Bachman-Turner Overdrive, "You Ain't Seen Nothing Yet". According to the never-wrong Wikipedia, Randy Bachman claimed "the song was performed as a joke for his brother, Gary, who had a stutter".

Bob Dylan, "Dirge". We saw Dylan for the first time on the tour with The Band after the Planet Waves album. I'd link to a video, but that's usually impossible with Dylan, so you'll have to go to the Spotify Playlist to hear it. At least I can post the lyrics:
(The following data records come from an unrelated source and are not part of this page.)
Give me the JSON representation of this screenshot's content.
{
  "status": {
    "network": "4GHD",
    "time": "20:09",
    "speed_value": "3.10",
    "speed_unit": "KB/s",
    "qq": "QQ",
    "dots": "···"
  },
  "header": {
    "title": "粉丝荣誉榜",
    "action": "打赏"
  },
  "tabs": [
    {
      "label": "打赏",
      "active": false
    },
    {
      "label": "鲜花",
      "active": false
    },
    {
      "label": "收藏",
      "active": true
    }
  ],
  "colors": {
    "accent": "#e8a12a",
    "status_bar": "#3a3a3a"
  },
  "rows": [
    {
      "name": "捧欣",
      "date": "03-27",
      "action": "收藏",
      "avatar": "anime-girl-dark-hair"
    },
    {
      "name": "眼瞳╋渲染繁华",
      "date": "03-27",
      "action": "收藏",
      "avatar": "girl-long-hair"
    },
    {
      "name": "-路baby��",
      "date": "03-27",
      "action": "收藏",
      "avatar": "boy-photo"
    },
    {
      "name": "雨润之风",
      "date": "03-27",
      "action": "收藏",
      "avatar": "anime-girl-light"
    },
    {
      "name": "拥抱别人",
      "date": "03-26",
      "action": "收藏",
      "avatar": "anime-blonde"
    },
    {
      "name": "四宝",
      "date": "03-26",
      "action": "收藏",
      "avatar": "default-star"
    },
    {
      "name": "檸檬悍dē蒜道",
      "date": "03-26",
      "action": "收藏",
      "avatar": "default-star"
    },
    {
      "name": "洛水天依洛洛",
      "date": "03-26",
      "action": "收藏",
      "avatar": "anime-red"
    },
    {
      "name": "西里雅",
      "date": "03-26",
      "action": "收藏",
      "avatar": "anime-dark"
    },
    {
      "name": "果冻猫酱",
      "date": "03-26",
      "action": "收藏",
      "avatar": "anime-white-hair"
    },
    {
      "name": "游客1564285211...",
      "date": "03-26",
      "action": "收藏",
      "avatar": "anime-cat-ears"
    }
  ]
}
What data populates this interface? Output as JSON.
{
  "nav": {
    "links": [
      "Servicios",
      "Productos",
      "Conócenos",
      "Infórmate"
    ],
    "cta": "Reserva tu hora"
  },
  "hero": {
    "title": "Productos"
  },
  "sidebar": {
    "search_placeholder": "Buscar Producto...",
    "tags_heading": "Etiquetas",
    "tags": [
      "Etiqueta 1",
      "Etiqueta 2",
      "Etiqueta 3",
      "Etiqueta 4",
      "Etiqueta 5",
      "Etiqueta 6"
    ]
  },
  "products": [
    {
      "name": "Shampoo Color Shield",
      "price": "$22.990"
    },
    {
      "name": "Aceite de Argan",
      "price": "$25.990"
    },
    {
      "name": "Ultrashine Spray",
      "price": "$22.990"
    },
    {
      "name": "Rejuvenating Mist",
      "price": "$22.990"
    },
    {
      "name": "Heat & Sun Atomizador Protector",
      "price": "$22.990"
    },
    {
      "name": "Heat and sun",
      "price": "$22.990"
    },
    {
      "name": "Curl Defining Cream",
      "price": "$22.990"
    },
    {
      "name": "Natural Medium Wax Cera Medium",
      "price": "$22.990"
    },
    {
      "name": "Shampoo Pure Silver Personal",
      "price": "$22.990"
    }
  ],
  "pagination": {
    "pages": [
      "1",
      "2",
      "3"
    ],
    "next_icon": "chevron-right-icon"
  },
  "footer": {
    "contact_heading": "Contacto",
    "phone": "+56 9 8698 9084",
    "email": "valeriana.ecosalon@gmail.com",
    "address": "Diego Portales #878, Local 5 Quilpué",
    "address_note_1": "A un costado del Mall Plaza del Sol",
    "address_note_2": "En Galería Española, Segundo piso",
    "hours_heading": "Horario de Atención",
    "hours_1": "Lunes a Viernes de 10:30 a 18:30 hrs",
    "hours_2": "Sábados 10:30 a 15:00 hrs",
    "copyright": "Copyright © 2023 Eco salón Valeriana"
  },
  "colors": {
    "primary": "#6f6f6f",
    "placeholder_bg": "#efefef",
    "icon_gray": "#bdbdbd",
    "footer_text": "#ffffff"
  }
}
I hate myself for lovin' you and the weakness that it showed
You were just a painted face on a trip down Suicide Road.
The stage was set, the lights went out all around the old hotel,
I hate myself for lovin' you and I'm glad the curtain fell.
 
I hate that foolish game we played and the need that was expressed
And the mercy that you showed to me, who ever would have guessed?
I went out on Lower Broadway and I felt that place within,
That hollow place where martyrs weep and angels play with sin.
 
Heard your songs of freedom and man forever stripped,
Acting out his folly while his back is being whipped.
Like a slave in orbit, he's beaten 'til he's tame,
All for a moment's glory and it's a dirty, rotten shame.
 
There are those who worship loneliness, I'm not one of them,
In this age of fiberglass I'm searching for a gem.
The crystal ball up on the wall hasn't shown me nothing yet,
I've paid the price of solitude, but at last I'm out of debt.
 
Can't recall a useful thing you ever did for me
'Cept pat me on the back one time when I was on my knees.
We stared into each other's eyes 'til one of us would break,
No use to apologize, what diff'rence would it make?
 
So sing your praise of progress and of the Doom Machine,
The naked truth is still taboo whenever it can be seen.
Lady Luck, who shines on me, will tell you where I'm at,
I hate myself for lovin' you, but I should get over that.

 Bonus: "Lady Marmalade" updated for Moulin Rouge.

 Spotify playlist (including "Dirge"!)


film fatales #37: on body and soul (ildikó enyedi, 2017)

On Body and Soul marks the return to feature films for Hungarian filmmaker Ildikó Enyedi, who has spent the last 18 years working in television and on short films. Her prior features played at festivals around the world, and I can't find anything to explain her absence from the big screen. (She won a couple of Best Director awards for her last feature, Simon, the Magician.) This is her film ... she not only directed, but wrote it as well.

The IMDB description hints at the oddness of the setup. "When slaughterhouse workers Endre and Mária discover they share the same dreams - where they meet in a forest as deer and fall in love - they decide to make their dreams come true but it's difficult in real life." Enyedi never shies away from this oddness, but the movie and its actors underplay to such an extent that you don't always remember how much the plot resembles a fantasy. There is a suggestion of magic realism, but it's not like the deer show up in the slaughterhouse ... they stick to the dreams of the two protagonists, and the only real fantasy element is that they are sharing the dreams, and that the dreams are bringing them together.

It's actually a perfect setup for the budding romance of the two, who have a big difference in age (Endre is roughly twice as old as Mária) and share an awkwardness in public interactions (Mária is borderline autistic). You get the feeling the two would never find each other if they didn't share dreams about deer. The relationship itself is awkward, given their personalities and age difference ... in fact, for most of the movie, it barely qualifies as a relationship. The plot devices required to bring them together are rather clunky, and not at all magical.

Still, stars Géza Morcsányi, who had never acted on screen before, and Alexandra Borbély, by comparison a seasoned veteran (she won a Best Actress award at the European Film Awards for this film, joining a list of stalwarts such as Juliette Binoche, Isabelle Huppert, and Charlotte Rampling), are excellent. Throughout, On Body and Soul threatens to emerge as something great, but it never quite gets there.

(Explanation of the Film Fatales Series.)